When the writer of Hebrews encourages the readers to “consider how to stir up one another to love and good deeds” (Heb. 10:24), he says so in the context of drawing near to God and holding fast to our confession of hope in Christ. I believe the mutual edification of speaking about Jesus with one another can be a means to help us draw near and commune with God. Believers in Jesus, indwelt with the Holy Spirit, have the unique ability to help one another behold and commune with Christ. Let us consider this deep privilege and obey the command to consider how to do just this!
- Enjoying God’s Creation
Simply beholding the beauty of the natural world, the creation of God, can help draw the believer’s heart to worship and commune with the Creator. The Psalmist writes, “The heavens declare the Glory of God, and the sky above proclaims his handiwork” (Ps. 19:1). Getting out into God’s creation can be a way to help center your own thoughts on the greatness of the Creator. It’s not the creation itself that we worship. Rather, the creation points us to the beauty, power, and majesty of the creator—Father, Son, and Spirit.
- Serving Others
In our service to others, particularly when we use the gifts God has uniquely given us, we can rest in and commune with God. Scottish Olympic sprinter Eric Liddell famously remarked, “God made me fast and when I run, I feel his pleasure.” There is opportunity for communion with and worship of God in serving and sacrificing for others. This is one of the dichotomies of the Christian life, that, as Jesus said, “it is better to give than to receive” (Acts 20:35).
- Reading about God
The Bible is not the only book that can help our hearts engage with and commune with God. Good books about God can also stir up our affections for Christ and guide our hearts to worship and adore him. Consider reading a book about God’s character, his attributes, or the gospel. Perhaps reading a missionary biography or devotional book can help your heart grow in its affections for God himself. The purpose is not merely knowledge, but knowledge that elevates the heart to worship God for his perfections! Books that do this are a blessing and help to us in our efforts to commune with God.
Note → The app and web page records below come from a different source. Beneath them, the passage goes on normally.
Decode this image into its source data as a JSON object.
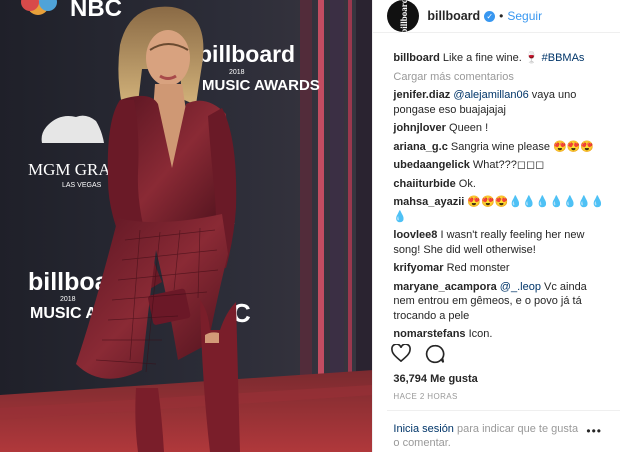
{
  "header": {
    "username": "billboard",
    "avatar_text": "billboard",
    "separator": "•",
    "follow_label": "Seguir"
  },
  "photo": {
    "backdrop_texts": [
      "NBC",
      "billboard",
      "2018",
      "MUSIC AWARDS",
      "MGM GRAN",
      "LAS VEGAS",
      "billboard",
      "2018",
      "MUSIC AWA",
      "C",
      "k",
      "C"
    ]
  },
  "caption": {
    "user": "billboard",
    "text": "Like a fine wine. 🍷 ",
    "hashtag": "#BBMAs"
  },
  "load_more": "Cargar más comentarios",
  "comments": [
    {
      "user": "jenifer.diaz",
      "mention": "@alejamillan06",
      "text": " vaya uno pongase eso buajajajaj"
    },
    {
      "user": "johnjlover",
      "mention": "",
      "text": "Queen !"
    },
    {
      "user": "ariana_g.c",
      "mention": "",
      "text": "Sangria wine please 😍😍😍"
    },
    {
      "user": "ubedaangelick",
      "mention": "",
      "text": "What???◻◻◻"
    },
    {
      "user": "chaiiturbide",
      "mention": "",
      "text": "Ok."
    },
    {
      "user": "mahsa_ayazii",
      "mention": "",
      "text": "😍😍😍💧💧💧💧💧💧💧💧"
    },
    {
      "user": "loovlee8",
      "mention": "",
      "text": "I wasn't really feeling her new song! She did well otherwise!"
    },
    {
      "user": "krifyomar",
      "mention": "",
      "text": "Red monster"
    },
    {
      "user": "maryane_acampora",
      "mention": "@_.leop",
      "text": " Vc ainda nem entrou em gêmeos, e o povo já tá trocando a pele"
    },
    {
      "user": "nomarstefans",
      "mention": "",
      "text": "Icon."
    }
  ],
  "likes": {
    "count": "36,794",
    "label": "Me gusta"
  },
  "timestamp": "HACE 2 HORAS",
  "login": {
    "link": "Inicia sesión",
    "text": " para indicar que te gusta o comentar."
  },
  "more_options": "•••",
  "icons": [
    "heart-icon",
    "comment-icon",
    "verified-badge-icon",
    "more-options-icon"
  ],
  "colors": {
    "link": "#003569",
    "follow": "#3897f0",
    "muted": "#999999",
    "text": "#262626"
  }
}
In Matthew 6:16, Jesus doesn’t say “if you fast” but rather, “when you fast. . .” (my emphasis). The practice of fasting is particularly neglected in the West, but fasting can be a powerful way to commune with God. Giving an intentional time and space to the Lord, to direct your heart toward your dependence on him through fasting, can point your affections toward the truth that we are dependent on him for all things—at all times. For some, fasting from food may not be an option, so consider fasting from another legitimate thing such as entertainment, technology, or other enjoyments.
Persevere in Your Pursuit of Deeper Communion
Does this feel discouraging? Does it feel like a checklist or mountain to climb? Let your pursuit of communion with Christ begin in that very place—the place of your weakness and need. Tell God how you feel. He knows you and wants to help you see him more clearly. Cling to his promise in Jeremiah 29:13, “You will seek me and find me, when you seek me with all your heart.” It’s not a daily mountaintop experience we’re pursuing, but rather a faithful and formative obedience—which leads to joy.